### DATASET ENTRIES

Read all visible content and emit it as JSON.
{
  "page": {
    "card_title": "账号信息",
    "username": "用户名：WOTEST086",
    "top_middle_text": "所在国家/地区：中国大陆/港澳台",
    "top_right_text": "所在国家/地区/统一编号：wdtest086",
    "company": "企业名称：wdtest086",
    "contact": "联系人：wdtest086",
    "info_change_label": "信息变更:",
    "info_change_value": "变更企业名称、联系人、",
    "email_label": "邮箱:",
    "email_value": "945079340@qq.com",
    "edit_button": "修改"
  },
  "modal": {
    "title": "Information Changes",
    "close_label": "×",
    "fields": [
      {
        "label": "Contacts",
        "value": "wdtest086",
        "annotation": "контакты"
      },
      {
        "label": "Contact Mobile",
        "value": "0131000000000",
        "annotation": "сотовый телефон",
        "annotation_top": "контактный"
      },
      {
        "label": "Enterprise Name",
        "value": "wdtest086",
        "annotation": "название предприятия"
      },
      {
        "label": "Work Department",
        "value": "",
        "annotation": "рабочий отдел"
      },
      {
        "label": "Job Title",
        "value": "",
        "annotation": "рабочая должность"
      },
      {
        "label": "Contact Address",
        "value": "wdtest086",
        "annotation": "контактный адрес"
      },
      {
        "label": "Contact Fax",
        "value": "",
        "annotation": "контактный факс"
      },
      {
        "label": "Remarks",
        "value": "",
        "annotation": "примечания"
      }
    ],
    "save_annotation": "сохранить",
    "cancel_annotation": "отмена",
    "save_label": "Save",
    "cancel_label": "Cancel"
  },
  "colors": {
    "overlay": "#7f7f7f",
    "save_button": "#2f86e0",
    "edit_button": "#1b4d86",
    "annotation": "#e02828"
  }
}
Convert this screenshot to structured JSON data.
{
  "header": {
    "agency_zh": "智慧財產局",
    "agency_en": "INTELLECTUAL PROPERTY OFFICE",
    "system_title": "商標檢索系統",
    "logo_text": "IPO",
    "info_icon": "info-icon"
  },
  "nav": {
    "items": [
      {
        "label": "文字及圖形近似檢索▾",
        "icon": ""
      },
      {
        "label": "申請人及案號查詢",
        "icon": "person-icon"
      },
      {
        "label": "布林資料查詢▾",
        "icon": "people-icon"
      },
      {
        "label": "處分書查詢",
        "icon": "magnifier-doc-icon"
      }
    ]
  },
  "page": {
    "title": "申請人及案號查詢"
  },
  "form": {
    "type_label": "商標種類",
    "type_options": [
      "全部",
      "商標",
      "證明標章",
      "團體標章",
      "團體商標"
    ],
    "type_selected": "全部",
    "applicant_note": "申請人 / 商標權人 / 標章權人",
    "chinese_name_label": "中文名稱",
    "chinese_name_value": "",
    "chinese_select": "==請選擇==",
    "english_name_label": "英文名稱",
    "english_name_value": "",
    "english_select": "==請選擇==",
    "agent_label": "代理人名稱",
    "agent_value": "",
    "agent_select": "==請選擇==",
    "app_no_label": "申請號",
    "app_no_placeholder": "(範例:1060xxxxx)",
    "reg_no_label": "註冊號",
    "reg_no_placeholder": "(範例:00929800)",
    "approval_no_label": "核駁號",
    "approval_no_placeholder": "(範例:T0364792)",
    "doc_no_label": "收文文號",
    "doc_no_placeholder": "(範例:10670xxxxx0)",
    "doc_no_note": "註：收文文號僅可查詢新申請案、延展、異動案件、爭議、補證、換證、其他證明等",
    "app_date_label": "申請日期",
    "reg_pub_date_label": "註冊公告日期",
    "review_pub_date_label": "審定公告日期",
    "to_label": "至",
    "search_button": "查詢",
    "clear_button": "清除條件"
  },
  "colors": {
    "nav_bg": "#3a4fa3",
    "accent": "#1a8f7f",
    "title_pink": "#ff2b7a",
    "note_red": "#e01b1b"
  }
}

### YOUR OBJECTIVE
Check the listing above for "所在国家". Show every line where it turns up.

### ANSWER SECTION
    "top_middle_text": "所在国家/地区：中国大陆/港澳台",
    "top_right_text": "所在国家/地区/统一编号：wdtest086",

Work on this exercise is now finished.